“Let’s Fight!” is also featured in several American television shows including “Killer Klowns from Outer Space”, “Mystery Science Theater 3000”, and “The Simpsons”.

The movie industry has never been so grim. The movies are too dark, the films are too violent and the actors are too obsessed with sex. And they do not have time for any other work besides that to make money, because there is just so much to do on a daily basis.

According to Jay Pagni, author of “The Art of Screenwriting” (2004), it was Nick Cage who first publicly stated his feelings on the state of film: “We need more action. We need more substance. We need less indulgence and licence and preposterousness.”

The pulse and pep of rebellion is something you can’t experience. A time for freedom. Let’s be the freedom to become our true selves.

#LetsFuryHaveTheHour is a book about the counterculture of 1970s and its importance in shaping the culture we live today – both in Europe and around the world. It was written by talented author, Bruce Wallace, who was also a man with an urge to fight against all odds (and literally). He suffered from asthma as a child, which gave him an urge to be different and rebel against everything he saw around him (and symbolically in his mind). With this passion he created this special book that displays his passion for creativity with stories that are quite raw (it’s like a documentary) but yet inspiring at least on a human level as well.

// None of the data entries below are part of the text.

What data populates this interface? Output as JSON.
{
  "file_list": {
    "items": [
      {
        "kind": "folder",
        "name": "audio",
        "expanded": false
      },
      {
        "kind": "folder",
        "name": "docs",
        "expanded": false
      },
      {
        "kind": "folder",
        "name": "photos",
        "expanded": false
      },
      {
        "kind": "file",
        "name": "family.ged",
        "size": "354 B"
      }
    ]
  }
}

In the 1960s and 70s, there was a new wave of art direction and image manipulation. This movement was seen as a sort of underground art scene that was giving rise to psychedelic pop music and pop culture trends. All this had inspired many artists to create innovative styles and expressions.

There are lots of different things started in the 60s. Like flower power, happening, hippies, sex, drugs, rock-n-roll: all the things that made today’s young people rebellious! They wanted to express themselves in everything they do. The counterculture wanted to have fun and express their own feeling with their clothes and music genres. There were also technical innovations like synthesizers and pieces like Marvin Gaye’s “Sexual Healing”.

Wagner Ono is an illustrator who worked on design projects for just one of these movements – The Rolling Stones’ album “Blue & Lonesome”. It has been said that he used his skills as an artist to avoid w

The counterculture arts of the 60s and 70s have inspired writers to think and create new ideas, new art forms and different ways of making films. The films and books produced by this time include “Easy Rider” and “Easy Rider: America’s Movie.”

The movie industry has always been the place where creativity and innovation flow. Movie-makers were not only a vehicle for bringing content to life, but also provided a strong alternative to the mainstream in terms of content.